## [YOUR GOAL]
Reproduce the lines below verbatim. Pictures are to be omitted.

Excerpts from an interface dataset
━━━━
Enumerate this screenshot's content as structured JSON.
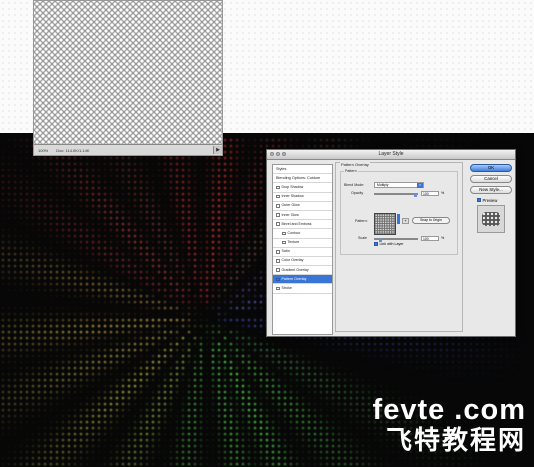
{
  "pattern_document": {
    "zoom": "100%",
    "doc_size": "Doc: 114.0K/1.14K"
  },
  "dialog": {
    "title": "Layer Style",
    "styles_list": [
      {
        "label": "Styles",
        "checkbox": false,
        "checked": false,
        "indent": false,
        "selected": false
      },
      {
        "label": "Blending Options: Custom",
        "checkbox": false,
        "checked": false,
        "indent": false,
        "selected": false
      },
      {
        "label": "Drop Shadow",
        "checkbox": true,
        "checked": false,
        "indent": false,
        "selected": false
      },
      {
        "label": "Inner Shadow",
        "checkbox": true,
        "checked": false,
        "indent": false,
        "selected": false
      },
      {
        "label": "Outer Glow",
        "checkbox": true,
        "checked": false,
        "indent": false,
        "selected": false
      },
      {
        "label": "Inner Glow",
        "checkbox": true,
        "checked": false,
        "indent": false,
        "selected": false
      },
      {
        "label": "Bevel and Emboss",
        "checkbox": true,
        "checked": false,
        "indent": false,
        "selected": false
      },
      {
        "label": "Contour",
        "checkbox": true,
        "checked": false,
        "indent": true,
        "selected": false
      },
      {
        "label": "Texture",
        "checkbox": true,
        "checked": false,
        "indent": true,
        "selected": false
      },
      {
        "label": "Satin",
        "checkbox": true,
        "checked": false,
        "indent": false,
        "selected": false
      },
      {
        "label": "Color Overlay",
        "checkbox": true,
        "checked": false,
        "indent": false,
        "selected": false
      },
      {
        "label": "Gradient Overlay",
        "checkbox": true,
        "checked": false,
        "indent": false,
        "selected": false
      },
      {
        "label": "Pattern Overlay",
        "checkbox": true,
        "checked": true,
        "indent": false,
        "selected": true
      },
      {
        "label": "Stroke",
        "checkbox": true,
        "checked": false,
        "indent": false,
        "selected": false
      }
    ],
    "section_title": "Pattern Overlay",
    "group_title": "Pattern",
    "blend_mode_label": "Blend Mode:",
    "blend_mode_value": "Multiply",
    "opacity_label": "Opacity",
    "opacity_value": "100",
    "opacity_level": 1.0,
    "pattern_label": "Pattern:",
    "snap_button": "Snap to Origin",
    "scale_label": "Scale",
    "scale_value": "100",
    "scale_level": 0.1,
    "percent": "%",
    "link_label": "Link with Layer",
    "buttons": {
      "ok": "OK",
      "cancel": "Cancel",
      "new_style": "New Style...",
      "preview": "Preview"
    }
  },
  "watermark": {
    "line1": "fevte .com",
    "line2": "飞特教程网"
  },
  "colors": {
    "accent": "#3875d7",
    "background": "#0a0a0a"
  }
}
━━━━
## [SOLUTION TO THIS PROBLEM]
Enumerate this screenshot's content as structured JSON.
{
  "pattern_document": {
    "zoom": "100%",
    "doc_size": "Doc: 114.0K/1.14K"
  },
  "dialog": {
    "title": "Layer Style",
    "styles_list": [
      {
        "label": "Styles",
        "checkbox": false,
        "checked": false,
        "indent": false,
        "selected": false
      },
      {
        "label": "Blending Options: Custom",
        "checkbox": false,
        "checked": false,
        "indent": false,
        "selected": false
      },
      {
        "label": "Drop Shadow",
        "checkbox": true,
        "checked": false,
        "indent": false,
        "selected": false
      },
      {
        "label": "Inner Shadow",
        "checkbox": true,
        "checked": false,
        "indent": false,
        "selected": false
      },
      {
        "label": "Outer Glow",
        "checkbox": true,
        "checked": false,
        "indent": false,
        "selected": false
      },
      {
        "label": "Inner Glow",
        "checkbox": true,
        "checked": false,
        "indent": false,
        "selected": false
      },
      {
        "label": "Bevel and Emboss",
        "checkbox": true,
        "checked": false,
        "indent": false,
        "selected": false
      },
      {
        "label": "Contour",
        "checkbox": true,
        "checked": false,
        "indent": true,
        "selected": false
      },
      {
        "label": "Texture",
        "checkbox": true,
        "checked": false,
        "indent": true,
        "selected": false
      },
      {
        "label": "Satin",
        "checkbox": true,
        "checked": false,
        "indent": false,
        "selected": false
      },
      {
        "label": "Color Overlay",
        "checkbox": true,
        "checked": false,
        "indent": false,
        "selected": false
      },
      {
        "label": "Gradient Overlay",
        "checkbox": true,
        "checked": false,
        "indent": false,
        "selected": false
      },
      {
        "label": "Pattern Overlay",
        "checkbox": true,
        "checked": true,
        "indent": false,
        "selected": true
      },
      {
        "label": "Stroke",
        "checkbox": true,
        "checked": false,
        "indent": false,
        "selected": false
      }
    ],
    "section_title": "Pattern Overlay",
    "group_title": "Pattern",
    "blend_mode_label": "Blend Mode:",
    "blend_mode_value": "Multiply",
    "opacity_label": "Opacity",
    "opacity_value": "100",
    "opacity_level": 1.0,
    "pattern_label": "Pattern:",
    "snap_button": "Snap to Origin",
    "scale_label": "Scale",
    "scale_value": "100",
    "scale_level": 0.1,
    "percent": "%",
    "link_label": "Link with Layer",
    "buttons": {
      "ok": "OK",
      "cancel": "Cancel",
      "new_style": "New Style...",
      "preview": "Preview"
    }
  },
  "watermark": {
    "line1": "fevte .com",
    "line2": "飞特教程网"
  },
  "colors": {
    "accent": "#3875d7",
    "background": "#0a0a0a"
  }
}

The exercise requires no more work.